### YOUR OBJECTIVE
Every record below is to be restated verbatim, though its images are not.

### TASK INPUT
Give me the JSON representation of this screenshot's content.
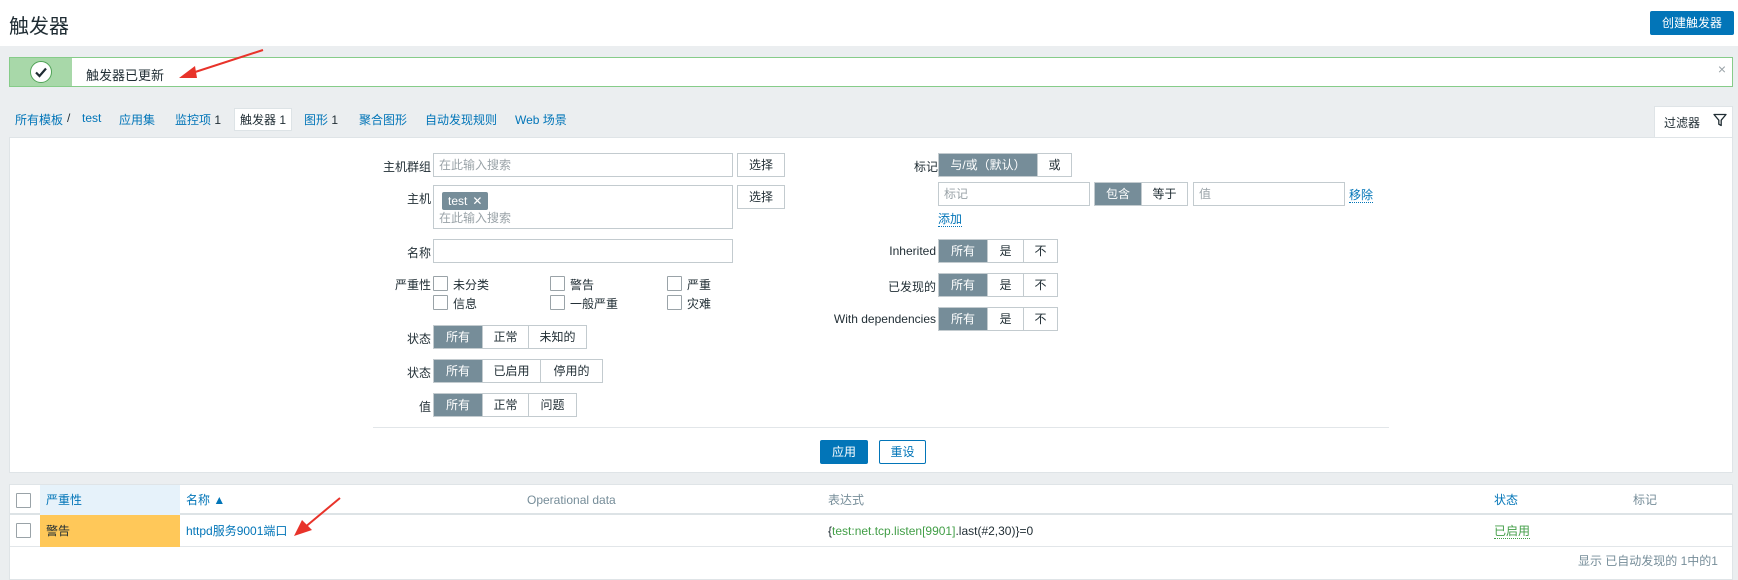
{
  "header": {
    "title": "触发器",
    "create_button": "创建触发器"
  },
  "message": {
    "text": "触发器已更新",
    "close": "×"
  },
  "breadcrumb": {
    "all_templates": "所有模板",
    "separator": "/",
    "host": "test",
    "applications": "应用集",
    "items": "监控项",
    "items_count": "1",
    "triggers": "触发器",
    "triggers_count": "1",
    "graphs": "图形",
    "graphs_count": "1",
    "aggregate_graphs": "聚合图形",
    "discovery_rules": "自动发现规则",
    "web_scenarios": "Web 场景"
  },
  "filter_tab": {
    "label": "过滤器",
    "icon": "filter-icon"
  },
  "filter": {
    "host_groups_label": "主机群组",
    "host_groups_placeholder": "在此输入搜索",
    "select_button": "选择",
    "hosts_label": "主机",
    "hosts_chip": "test",
    "hosts_chip_remove": "✕",
    "hosts_placeholder": "在此输入搜索",
    "name_label": "名称",
    "severity_label": "严重性",
    "severities": [
      "未分类",
      "警告",
      "严重",
      "信息",
      "一般严重",
      "灾难"
    ],
    "state_label": "状态",
    "state_options": [
      "所有",
      "正常",
      "未知的"
    ],
    "status_label": "状态",
    "status_options": [
      "所有",
      "已启用",
      "停用的"
    ],
    "value_label": "值",
    "value_options": [
      "所有",
      "正常",
      "问题"
    ],
    "tags_label": "标记",
    "tags_mode_options": [
      "与/或（默认）",
      "或"
    ],
    "tag_placeholder": "标记",
    "tag_operator_options": [
      "包含",
      "等于"
    ],
    "tag_value_placeholder": "值",
    "remove_link": "移除",
    "add_link": "添加",
    "inherited_label": "Inherited",
    "discovered_label": "已发现的",
    "with_dependencies_label": "With dependencies",
    "tri_options": [
      "所有",
      "是",
      "不"
    ],
    "apply_button": "应用",
    "reset_button": "重设"
  },
  "table": {
    "headers": {
      "severity": "严重性",
      "name": "名称 ▲",
      "operational_data": "Operational data",
      "expression": "表达式",
      "status": "状态",
      "tags": "标记"
    },
    "rows": [
      {
        "severity": "警告",
        "name": "httpd服务9001端口",
        "expression_open": "{",
        "expression_key": "test:net.tcp.listen[9901]",
        "expression_fn": ".last(#2,30)",
        "expression_close": "}=0",
        "status": "已启用"
      }
    ],
    "footer": "显示 已自动发现的 1中的1"
  },
  "colors": {
    "accent": "#0275b8",
    "success_border": "#86cc89",
    "warning_severity": "#ffc859",
    "enabled_green": "#429e47",
    "segment_selected": "#768d99",
    "annotation_arrow": "#e8332a"
  }
}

### RESULT
Give me the JSON representation of this screenshot's content.
{
  "header": {
    "title": "触发器",
    "create_button": "创建触发器"
  },
  "message": {
    "text": "触发器已更新",
    "close": "×"
  },
  "breadcrumb": {
    "all_templates": "所有模板",
    "separator": "/",
    "host": "test",
    "applications": "应用集",
    "items": "监控项",
    "items_count": "1",
    "triggers": "触发器",
    "triggers_count": "1",
    "graphs": "图形",
    "graphs_count": "1",
    "aggregate_graphs": "聚合图形",
    "discovery_rules": "自动发现规则",
    "web_scenarios": "Web 场景"
  },
  "filter_tab": {
    "label": "过滤器",
    "icon": "filter-icon"
  },
  "filter": {
    "host_groups_label": "主机群组",
    "host_groups_placeholder": "在此输入搜索",
    "select_button": "选择",
    "hosts_label": "主机",
    "hosts_chip": "test",
    "hosts_chip_remove": "✕",
    "hosts_placeholder": "在此输入搜索",
    "name_label": "名称",
    "severity_label": "严重性",
    "severities": [
      "未分类",
      "警告",
      "严重",
      "信息",
      "一般严重",
      "灾难"
    ],
    "state_label": "状态",
    "state_options": [
      "所有",
      "正常",
      "未知的"
    ],
    "status_label": "状态",
    "status_options": [
      "所有",
      "已启用",
      "停用的"
    ],
    "value_label": "值",
    "value_options": [
      "所有",
      "正常",
      "问题"
    ],
    "tags_label": "标记",
    "tags_mode_options": [
      "与/或（默认）",
      "或"
    ],
    "tag_placeholder": "标记",
    "tag_operator_options": [
      "包含",
      "等于"
    ],
    "tag_value_placeholder": "值",
    "remove_link": "移除",
    "add_link": "添加",
    "inherited_label": "Inherited",
    "discovered_label": "已发现的",
    "with_dependencies_label": "With dependencies",
    "tri_options": [
      "所有",
      "是",
      "不"
    ],
    "apply_button": "应用",
    "reset_button": "重设"
  },
  "table": {
    "headers": {
      "severity": "严重性",
      "name": "名称 ▲",
      "operational_data": "Operational data",
      "expression": "表达式",
      "status": "状态",
      "tags": "标记"
    },
    "rows": [
      {
        "severity": "警告",
        "name": "httpd服务9001端口",
        "expression_open": "{",
        "expression_key": "test:net.tcp.listen[9901]",
        "expression_fn": ".last(#2,30)",
        "expression_close": "}=0",
        "status": "已启用"
      }
    ],
    "footer": "显示 已自动发现的 1中的1"
  },
  "colors": {
    "accent": "#0275b8",
    "success_border": "#86cc89",
    "warning_severity": "#ffc859",
    "enabled_green": "#429e47",
    "segment_selected": "#768d99",
    "annotation_arrow": "#e8332a"
  }
}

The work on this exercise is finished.